It’s just another day in our hall-decked-but-still-essentially-random universe, wherein I pull out my whole laptop Christmas library, throw it in the air, and see what comes down first. Look out below.
“A Warm Little Home on a Hill”/Stevie Wonder. A charming holiday scene in waltz time. Like many of the original Christmas songs concocted by Motown songwriters, it flirts with terminal sappiness, but there’s something about Wonder’s delivery that keeps it from the edge of the ledge.
“The Mistletoe and Me”/Isaac Hayes. From a Stax compilation dated 1982, which features two versions of the great “Santa Claus Wants Some Lovin’,” by Mack Rice and Albert King, plus the Staple Singers’ “Who Took the Merry out of Christmas?,” all three of which have more going on than this holiday bedroom ballad.
“Kitty Cats Christmas”/Leon Redbone. Before the world was baffled by Bob Dylan’s Christmas album, I was baffled by Leon Redbone’s. (It occurs to me, however, that bafflement is part of the reaction Redbone means to provoke.

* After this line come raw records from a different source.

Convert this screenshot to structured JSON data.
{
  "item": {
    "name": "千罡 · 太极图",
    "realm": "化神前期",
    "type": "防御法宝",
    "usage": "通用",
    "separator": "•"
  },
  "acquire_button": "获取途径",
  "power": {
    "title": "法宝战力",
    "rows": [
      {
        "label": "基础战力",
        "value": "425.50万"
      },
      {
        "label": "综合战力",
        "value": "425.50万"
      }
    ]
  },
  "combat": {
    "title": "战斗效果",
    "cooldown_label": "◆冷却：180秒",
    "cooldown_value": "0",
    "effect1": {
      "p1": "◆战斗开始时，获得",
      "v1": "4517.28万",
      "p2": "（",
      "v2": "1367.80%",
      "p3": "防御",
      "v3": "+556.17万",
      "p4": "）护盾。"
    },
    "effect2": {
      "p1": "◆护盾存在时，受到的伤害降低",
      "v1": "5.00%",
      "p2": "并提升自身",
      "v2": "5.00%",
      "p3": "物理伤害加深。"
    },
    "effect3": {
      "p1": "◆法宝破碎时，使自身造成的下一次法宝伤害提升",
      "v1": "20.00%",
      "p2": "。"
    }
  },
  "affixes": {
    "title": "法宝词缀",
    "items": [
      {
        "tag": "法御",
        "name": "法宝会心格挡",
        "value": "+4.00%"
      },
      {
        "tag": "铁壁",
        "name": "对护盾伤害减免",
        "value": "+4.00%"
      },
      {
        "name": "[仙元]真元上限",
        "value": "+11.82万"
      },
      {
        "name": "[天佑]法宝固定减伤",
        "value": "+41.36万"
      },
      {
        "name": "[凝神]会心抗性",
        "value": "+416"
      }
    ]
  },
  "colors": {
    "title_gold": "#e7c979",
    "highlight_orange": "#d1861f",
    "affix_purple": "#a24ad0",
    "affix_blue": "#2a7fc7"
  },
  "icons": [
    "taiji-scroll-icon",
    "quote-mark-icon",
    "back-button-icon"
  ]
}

Dylan, too.) Christmas Island was released in 1987 and reissued in 2003 with “Kitty Cats Christmas” as a bonus track. Despite the presence of a children’s chorus, it’s not awful.
“The Christmas Song”/Vince Guaraldi Trio. If this song is heard anywhere in A Charlie Brown Christmas, I’ve missed it the first 44 times I’ve watched the show, but I promise to pay extra-close attention the 45th time, which may be as soon as tonight.
“My Christmas Card to You”/Partridge Family. I must have known about the album A Partridge Family Christmas Card at its release in 1971, given that I was a fan of all things Partridge that year, yet I have no recollection of it. I would almost certainly have bought it if my brother didn’t, but he didn’t, and I didn’t. I recall being surprised to learn of it, which wasn’t until I saw it in a used bin at some point during the 1980s. (Did I buy it then? Hell and yes.) Partridge Family records were always heaped with sugar, but their Christmas album is especially sugary. If you’ve got a high tolerance for that sort of thing, “My Christmas Card to You” probably won’t hurt you.
“Swingin’ Silent Night”/Asleep at the Wheel. Lots of artists become paralyzed in the face of certain Christmas songs—afraid to mess with them and therefore, incapable of bringing anything new to them. The thing about “Silent Night” is that it’s both simple enough and beautiful enough to withstand new approaches, like the Western swing take of Asleep at the Wheel, recorded in 1997.
“Christmas Blues”/Canned Heat. Cut as a single sometime in the late 60s, “Christmas Blues” has appeared as a bonus track on a couple of different Canned Heat re-releases, and it’s been anthologized quite a bit. What hasn’t been anthologized quite so much is “Christmas Boogie,” which features a guest appearance by Alvin and the Chipmunks. I shit you not.
“O Holy Night”/Green Pajamas. The Green Pajamas are the living embodiment of indie: 20-some albums in 25 years and never a major-label deal. They cut their gorgeous version of “O Holy Night” in 2006, and it’s become a Christmas essential around my house.
“Christmas Time”/Jimmy McCracklin. Like Charles Brown, Jimmy McCracklin left the South (St. Louis, actually) for California after World War II and found his place in the blues scene out there. The only release date I can find for “Christmas Time” is 1961, but it sounds older than that.
“Little Drummer Boy”/Duke Pearson. From Merry Ole Soul, another of the classic Blue Note albums produced and engineered by Rudy Van Gelder, whose studio was actually in his house. The album is celebrating its 40th anniversary this year, and it would be a fine candidate for Blue Note’s ongoing series of remastered reissues. It’s a keeper.